:: Given records

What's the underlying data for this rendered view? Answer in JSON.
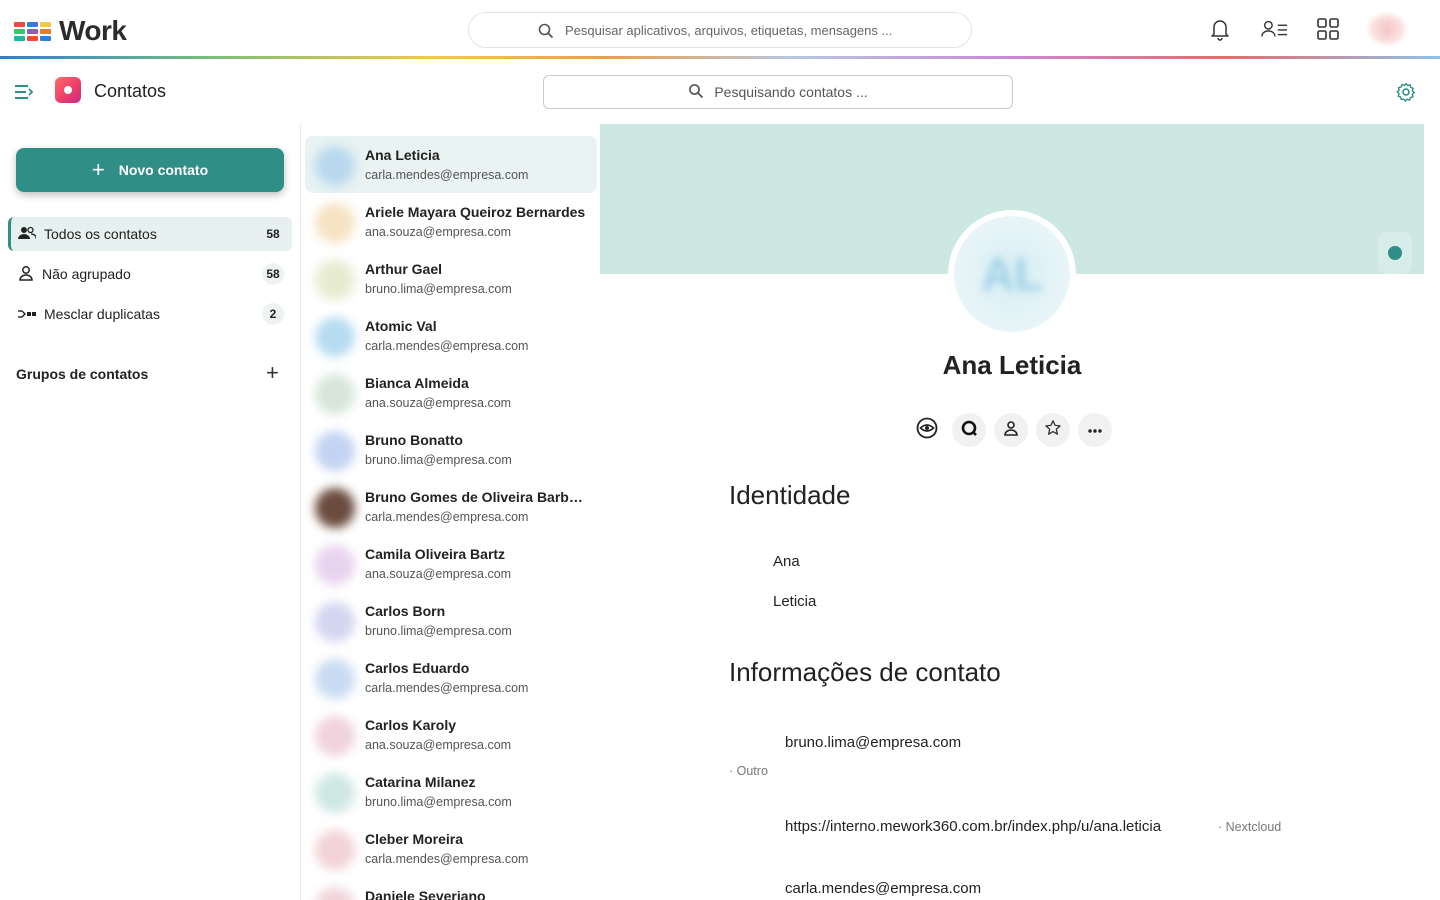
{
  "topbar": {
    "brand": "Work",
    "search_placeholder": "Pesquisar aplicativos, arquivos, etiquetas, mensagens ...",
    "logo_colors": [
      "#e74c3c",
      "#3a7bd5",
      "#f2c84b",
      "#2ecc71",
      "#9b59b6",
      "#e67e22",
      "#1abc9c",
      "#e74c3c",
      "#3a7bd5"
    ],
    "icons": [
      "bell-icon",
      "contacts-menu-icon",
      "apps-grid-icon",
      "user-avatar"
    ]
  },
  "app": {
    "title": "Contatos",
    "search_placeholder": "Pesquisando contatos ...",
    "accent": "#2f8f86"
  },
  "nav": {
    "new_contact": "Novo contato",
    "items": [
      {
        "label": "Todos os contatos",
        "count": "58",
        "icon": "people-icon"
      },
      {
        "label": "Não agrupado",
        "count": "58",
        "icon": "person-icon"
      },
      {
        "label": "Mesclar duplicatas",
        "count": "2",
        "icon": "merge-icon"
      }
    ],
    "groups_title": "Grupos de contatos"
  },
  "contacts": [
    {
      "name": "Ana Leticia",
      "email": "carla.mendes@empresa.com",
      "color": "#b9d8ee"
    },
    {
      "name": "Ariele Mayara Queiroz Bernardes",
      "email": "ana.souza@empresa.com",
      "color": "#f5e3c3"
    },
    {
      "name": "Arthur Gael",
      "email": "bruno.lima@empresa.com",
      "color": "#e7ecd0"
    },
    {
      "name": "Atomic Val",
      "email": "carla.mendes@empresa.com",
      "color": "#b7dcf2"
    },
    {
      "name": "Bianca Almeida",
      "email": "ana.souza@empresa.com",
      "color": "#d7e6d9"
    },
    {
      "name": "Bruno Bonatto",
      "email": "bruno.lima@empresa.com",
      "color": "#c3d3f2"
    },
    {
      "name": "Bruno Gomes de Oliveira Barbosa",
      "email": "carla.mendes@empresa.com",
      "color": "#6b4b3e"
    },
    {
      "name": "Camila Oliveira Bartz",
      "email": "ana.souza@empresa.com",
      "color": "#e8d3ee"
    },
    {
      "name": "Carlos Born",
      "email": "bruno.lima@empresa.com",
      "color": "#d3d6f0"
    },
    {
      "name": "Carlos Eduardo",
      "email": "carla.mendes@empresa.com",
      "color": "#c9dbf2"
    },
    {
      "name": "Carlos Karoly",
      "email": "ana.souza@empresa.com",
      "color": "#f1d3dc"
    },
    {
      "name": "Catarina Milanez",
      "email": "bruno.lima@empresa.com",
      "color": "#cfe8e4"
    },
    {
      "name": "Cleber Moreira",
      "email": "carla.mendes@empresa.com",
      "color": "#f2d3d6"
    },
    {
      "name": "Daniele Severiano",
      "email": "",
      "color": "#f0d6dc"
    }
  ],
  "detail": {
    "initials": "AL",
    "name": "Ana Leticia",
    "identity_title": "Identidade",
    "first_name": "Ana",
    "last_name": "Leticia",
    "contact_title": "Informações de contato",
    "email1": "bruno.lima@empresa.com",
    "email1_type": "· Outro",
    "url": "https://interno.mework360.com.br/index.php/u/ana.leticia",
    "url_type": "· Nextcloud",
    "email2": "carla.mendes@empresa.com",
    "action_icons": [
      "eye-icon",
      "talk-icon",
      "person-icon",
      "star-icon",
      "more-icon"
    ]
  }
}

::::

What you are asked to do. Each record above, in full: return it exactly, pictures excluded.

Response to this task.
What's the underlying data for this rendered view? Answer in JSON.
{
  "topbar": {
    "brand": "Work",
    "search_placeholder": "Pesquisar aplicativos, arquivos, etiquetas, mensagens ...",
    "logo_colors": [
      "#e74c3c",
      "#3a7bd5",
      "#f2c84b",
      "#2ecc71",
      "#9b59b6",
      "#e67e22",
      "#1abc9c",
      "#e74c3c",
      "#3a7bd5"
    ],
    "icons": [
      "bell-icon",
      "contacts-menu-icon",
      "apps-grid-icon",
      "user-avatar"
    ]
  },
  "app": {
    "title": "Contatos",
    "search_placeholder": "Pesquisando contatos ...",
    "accent": "#2f8f86"
  },
  "nav": {
    "new_contact": "Novo contato",
    "items": [
      {
        "label": "Todos os contatos",
        "count": "58",
        "icon": "people-icon"
      },
      {
        "label": "Não agrupado",
        "count": "58",
        "icon": "person-icon"
      },
      {
        "label": "Mesclar duplicatas",
        "count": "2",
        "icon": "merge-icon"
      }
    ],
    "groups_title": "Grupos de contatos"
  },
  "contacts": [
    {
      "name": "Ana Leticia",
      "email": "carla.mendes@empresa.com",
      "color": "#b9d8ee"
    },
    {
      "name": "Ariele Mayara Queiroz Bernardes",
      "email": "ana.souza@empresa.com",
      "color": "#f5e3c3"
    },
    {
      "name": "Arthur Gael",
      "email": "bruno.lima@empresa.com",
      "color": "#e7ecd0"
    },
    {
      "name": "Atomic Val",
      "email": "carla.mendes@empresa.com",
      "color": "#b7dcf2"
    },
    {
      "name": "Bianca Almeida",
      "email": "ana.souza@empresa.com",
      "color": "#d7e6d9"
    },
    {
      "name": "Bruno Bonatto",
      "email": "bruno.lima@empresa.com",
      "color": "#c3d3f2"
    },
    {
      "name": "Bruno Gomes de Oliveira Barbosa",
      "email": "carla.mendes@empresa.com",
      "color": "#6b4b3e"
    },
    {
      "name": "Camila Oliveira Bartz",
      "email": "ana.souza@empresa.com",
      "color": "#e8d3ee"
    },
    {
      "name": "Carlos Born",
      "email": "bruno.lima@empresa.com",
      "color": "#d3d6f0"
    },
    {
      "name": "Carlos Eduardo",
      "email": "carla.mendes@empresa.com",
      "color": "#c9dbf2"
    },
    {
      "name": "Carlos Karoly",
      "email": "ana.souza@empresa.com",
      "color": "#f1d3dc"
    },
    {
      "name": "Catarina Milanez",
      "email": "bruno.lima@empresa.com",
      "color": "#cfe8e4"
    },
    {
      "name": "Cleber Moreira",
      "email": "carla.mendes@empresa.com",
      "color": "#f2d3d6"
    },
    {
      "name": "Daniele Severiano",
      "email": "",
      "color": "#f0d6dc"
    }
  ],
  "detail": {
    "initials": "AL",
    "name": "Ana Leticia",
    "identity_title": "Identidade",
    "first_name": "Ana",
    "last_name": "Leticia",
    "contact_title": "Informações de contato",
    "email1": "bruno.lima@empresa.com",
    "email1_type": "· Outro",
    "url": "https://interno.mework360.com.br/index.php/u/ana.leticia",
    "url_type": "· Nextcloud",
    "email2": "carla.mendes@empresa.com",
    "action_icons": [
      "eye-icon",
      "talk-icon",
      "person-icon",
      "star-icon",
      "more-icon"
    ]
  }
}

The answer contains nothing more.